What is being asked
Go line by line through the entries below and count those containing the string "icon"; give only the count.

Record extracts
________________________

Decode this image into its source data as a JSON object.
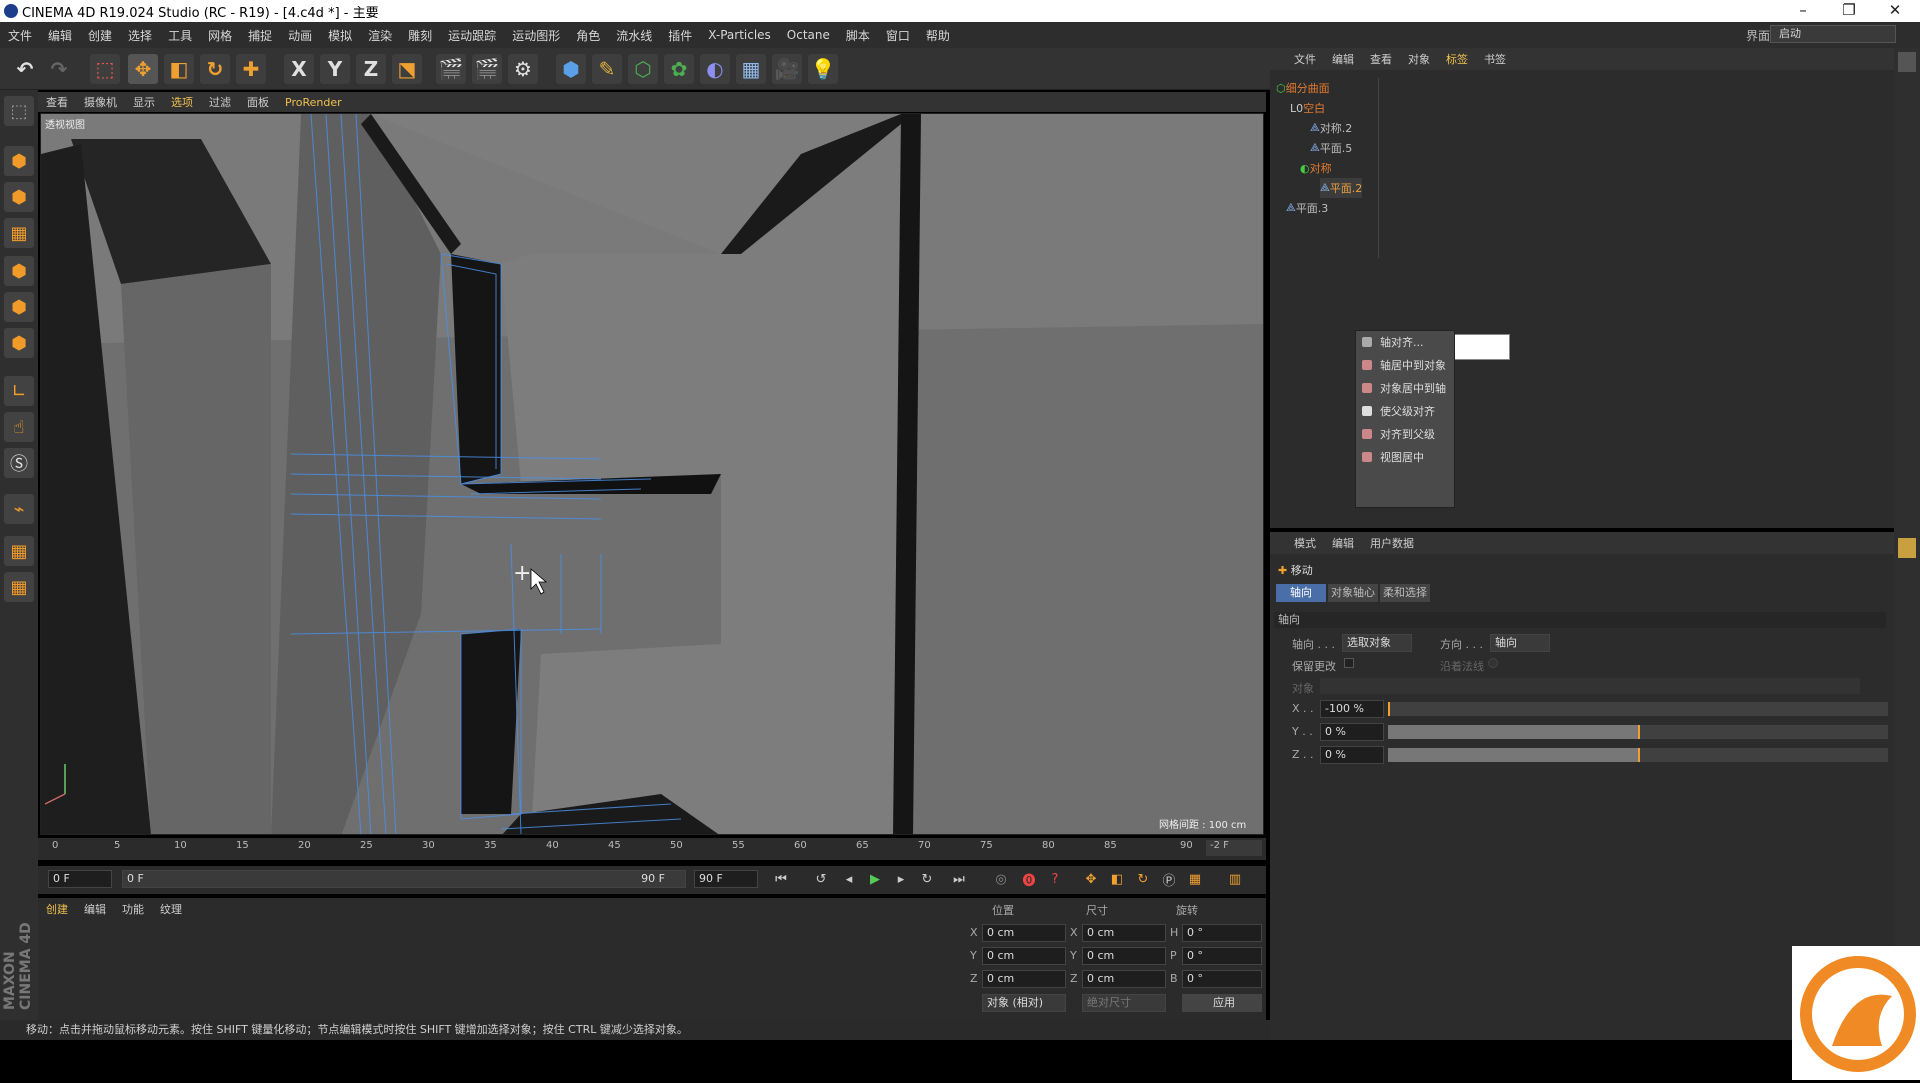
{
  "window": {
    "title": "CINEMA 4D R19.024 Studio (RC - R19) - [4.c4d *] - 主要",
    "min": "–",
    "max": "❐",
    "close": "✕"
  },
  "menu": [
    "文件",
    "编辑",
    "创建",
    "选择",
    "工具",
    "网格",
    "捕捉",
    "动画",
    "模拟",
    "渲染",
    "雕刻",
    "运动跟踪",
    "运动图形",
    "角色",
    "流水线",
    "插件",
    "X-Particles",
    "Octane",
    "脚本",
    "窗口",
    "帮助"
  ],
  "interface": {
    "label": "界面:",
    "value": "启动"
  },
  "toolbar": {
    "x": "X",
    "y": "Y",
    "z": "Z"
  },
  "viewport": {
    "menu": [
      "查看",
      "摄像机",
      "显示",
      "选项",
      "过滤",
      "面板",
      "ProRender"
    ],
    "name": "透视视图",
    "grid_label": "网格间距 : 100 cm"
  },
  "timeline": {
    "ticks": [
      "0",
      "5",
      "10",
      "15",
      "20",
      "25",
      "30",
      "35",
      "40",
      "45",
      "50",
      "55",
      "60",
      "65",
      "70",
      "75",
      "80",
      "85",
      "90"
    ],
    "end_frame": "-2 F"
  },
  "transport": {
    "start": "0 F",
    "range_start": "0 F",
    "range_end": "90 F",
    "end": "90 F"
  },
  "material_panel": {
    "tabs": [
      "创建",
      "编辑",
      "功能",
      "纹理"
    ]
  },
  "coords": {
    "headers": [
      "位置",
      "尺寸",
      "旋转"
    ],
    "rows": [
      {
        "axis": "X",
        "pos": "0 cm",
        "size_axis": "X",
        "size": "0 cm",
        "rot_axis": "H",
        "rot": "0 °"
      },
      {
        "axis": "Y",
        "pos": "0 cm",
        "size_axis": "Y",
        "size": "0 cm",
        "rot_axis": "P",
        "rot": "0 °"
      },
      {
        "axis": "Z",
        "pos": "0 cm",
        "size_axis": "Z",
        "size": "0 cm",
        "rot_axis": "B",
        "rot": "0 °"
      }
    ],
    "mode": "对象 (相对)",
    "size_mode": "绝对尺寸",
    "apply": "应用"
  },
  "status": "移动：点击并拖动鼠标移动元素。按住 SHIFT 键量化移动；节点编辑模式时按住 SHIFT 键增加选择对象；按住 CTRL 键减少选择对象。",
  "object_manager": {
    "menu": [
      "文件",
      "编辑",
      "查看",
      "对象",
      "标签",
      "书签"
    ],
    "objects": [
      {
        "name": "细分曲面",
        "depth": 0,
        "color": "#e07a30"
      },
      {
        "name": "空白",
        "depth": 1,
        "color": "#e07a30"
      },
      {
        "name": "对称.2",
        "depth": 2,
        "color": "#cfcfcf"
      },
      {
        "name": "平面.5",
        "depth": 2,
        "color": "#cfcfcf"
      },
      {
        "name": "对称",
        "depth": 2,
        "color": "#e07a30"
      },
      {
        "name": "平面.2",
        "depth": 3,
        "color": "#e8a040"
      },
      {
        "name": "平面.3",
        "depth": 0,
        "color": "#cfcfcf"
      }
    ]
  },
  "context_menu": [
    "轴对齐...",
    "轴居中到对象",
    "对象居中到轴",
    "使父级对齐",
    "对齐到父级",
    "视图居中"
  ],
  "attr_manager": {
    "menu": [
      "模式",
      "编辑",
      "用户数据"
    ],
    "tool": "移动",
    "tabs": [
      "轴向",
      "对象轴心",
      "柔和选择"
    ],
    "section": "轴向",
    "axis_label": "轴向 . . .",
    "axis_value": "选取对象",
    "dir_label": "方向 . . .",
    "dir_value": "轴向",
    "keep_label": "保留更改",
    "along_normal": "沿着法线",
    "object_label": "对象",
    "x_label": "X . .",
    "x_value": "-100 %",
    "y_label": "Y . .",
    "y_value": "0 %",
    "z_label": "Z . .",
    "z_value": "0 %"
  },
  "branding": "MAXON CINEMA 4D"
}
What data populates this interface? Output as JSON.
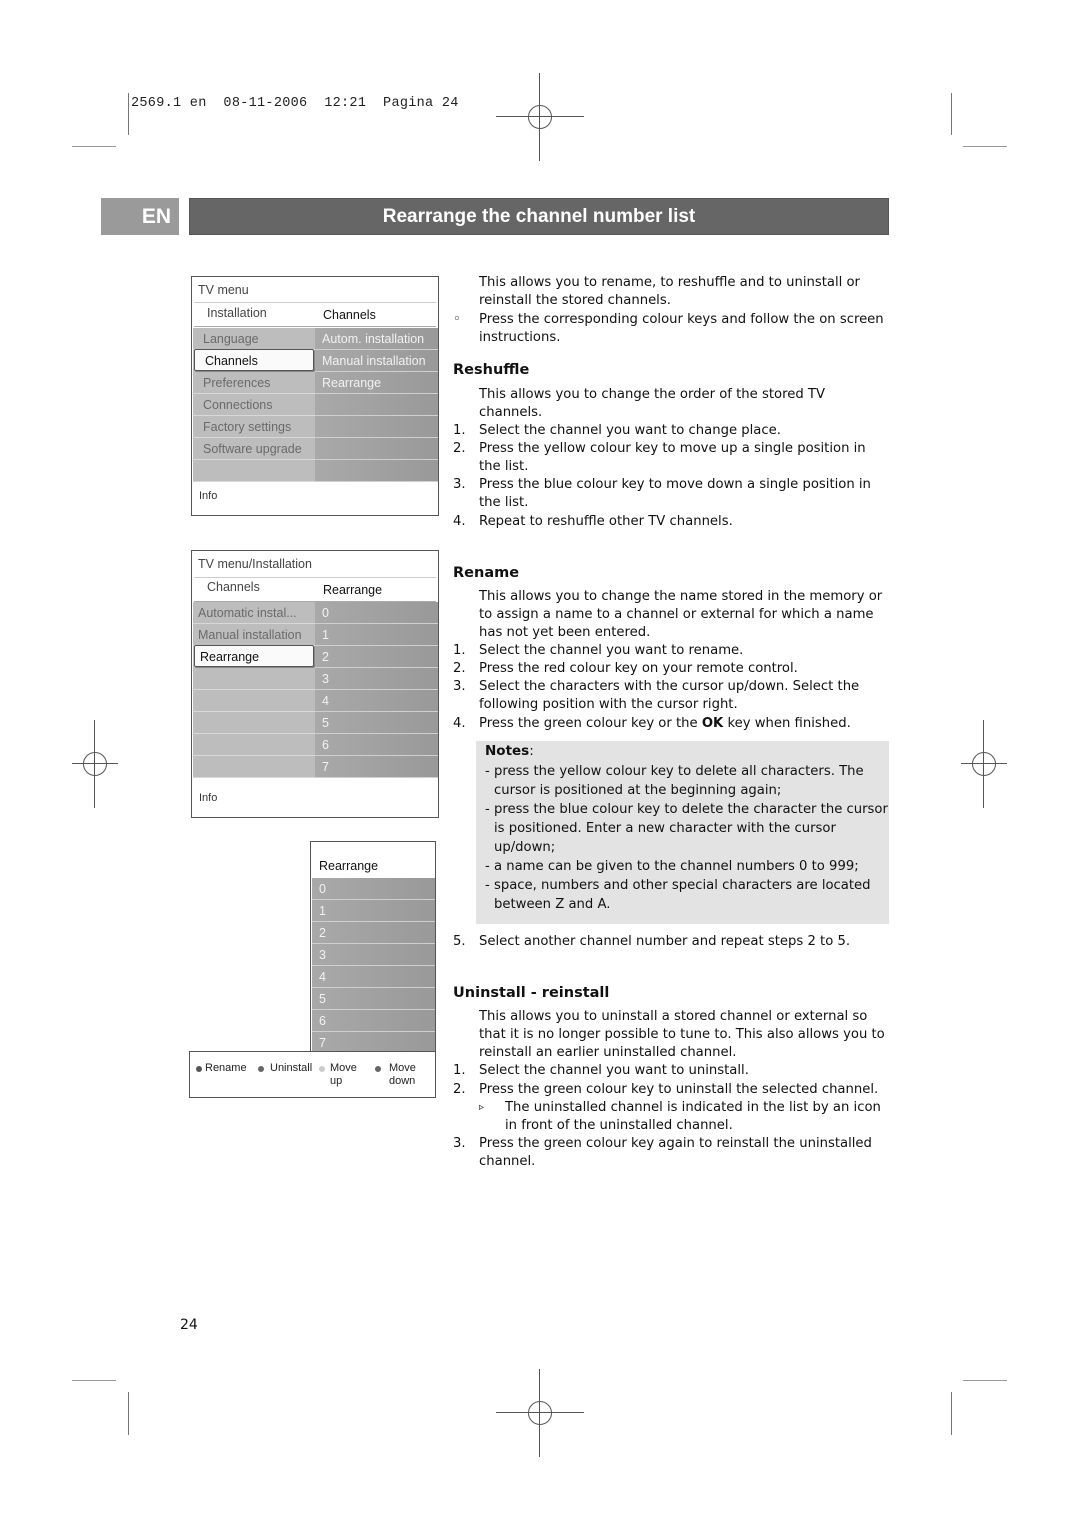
{
  "slug": "2569.1 en  08-11-2006  12:21  Pagina 24",
  "header": {
    "language_tab": "EN",
    "title": "Rearrange the channel number list"
  },
  "menu1": {
    "breadcrumb": "TV menu",
    "left_header": "Installation",
    "right_header": "Channels",
    "left_items": [
      "Language",
      "Channels",
      "Preferences",
      "Connections",
      "Factory settings",
      "Software upgrade",
      ""
    ],
    "selected_left": "Channels",
    "right_items": [
      "Autom. installation",
      "Manual installation",
      "Rearrange",
      "",
      "",
      "",
      ""
    ],
    "info": "Info"
  },
  "menu2": {
    "breadcrumb": "TV menu/Installation",
    "left_header": "Channels",
    "right_header": "Rearrange",
    "left_items": [
      "Automatic instal...",
      "Manual installation",
      "Rearrange",
      "",
      "",
      "",
      "",
      ""
    ],
    "selected_left": "Rearrange",
    "right_items": [
      "0",
      "1",
      "2",
      "3",
      "4",
      "5",
      "6",
      "7"
    ],
    "info": "Info"
  },
  "menu3": {
    "header": "Rearrange",
    "items": [
      "0",
      "1",
      "2",
      "3",
      "4",
      "5",
      "6",
      "7"
    ],
    "legend": [
      {
        "label": "Rename",
        "color": "#555555",
        "icon": "red-key-icon"
      },
      {
        "label": "Uninstall",
        "color": "#666666",
        "icon": "green-key-icon"
      },
      {
        "label": "Move up",
        "color": "#cccccc",
        "icon": "yellow-key-icon"
      },
      {
        "label": "Move down",
        "color": "#666666",
        "icon": "blue-key-icon"
      }
    ]
  },
  "intro": {
    "text": "This allows you to rename, to reshuffle and to uninstall or reinstall the stored channels.",
    "bullet_symbol": "◦",
    "bullet": "Press the corresponding colour keys and follow the on screen instructions."
  },
  "reshuffle": {
    "heading": "Reshuffle",
    "text": "This allows you to change the order of the stored TV channels.",
    "steps": [
      {
        "n": "1.",
        "t": "Select the channel you want to change place."
      },
      {
        "n": "2.",
        "t": "Press the yellow colour key  to move up a single position in the list."
      },
      {
        "n": "3.",
        "t": "Press the blue colour key to move down a single position in the list."
      },
      {
        "n": "4.",
        "t": "Repeat to reshuffle other TV channels."
      }
    ]
  },
  "rename": {
    "heading": "Rename",
    "text": "This allows you to change the name stored in the memory or to assign a name to a channel or external for which a name has not yet been entered.",
    "steps": [
      {
        "n": "1.",
        "t": "Select the channel you want to rename."
      },
      {
        "n": "2.",
        "t": "Press the red colour key on your remote control."
      },
      {
        "n": "3.",
        "t": "Select the characters with the cursor up/down. Select the following position with the cursor right."
      },
      {
        "n": "4.",
        "t_before": "Press the green colour key or the ",
        "t_bold": "OK",
        "t_after": " key when finished."
      }
    ],
    "notes_heading": "Notes",
    "notes_colon": ":",
    "notes": [
      "- press the yellow colour key to delete all characters. The cursor is positioned at the beginning again;",
      "- press the blue colour key to delete the character the cursor is positioned. Enter a new character with the cursor up/down;",
      "- a name can be given to the channel numbers 0 to 999;",
      "- space, numbers and other special characters are located between Z and A."
    ],
    "step5": {
      "n": "5.",
      "t": "Select another channel number and repeat steps 2 to 5."
    }
  },
  "uninstall": {
    "heading": "Uninstall - reinstall",
    "text": "This allows you to uninstall a stored channel or external so that it is no longer possible to tune to. This also allows you to reinstall an earlier uninstalled channel.",
    "steps": [
      {
        "n": "1.",
        "t": "Select the channel you want to uninstall."
      },
      {
        "n": "2.",
        "t": "Press the green colour key to uninstall the selected channel."
      },
      {
        "n": "3.",
        "t": "Press the green colour key again to reinstall the uninstalled channel."
      }
    ],
    "sub_symbol": "▹",
    "sub": "The uninstalled channel is indicated in the list by an icon in front of the uninstalled channel."
  },
  "page_number": "24"
}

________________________

Task output
5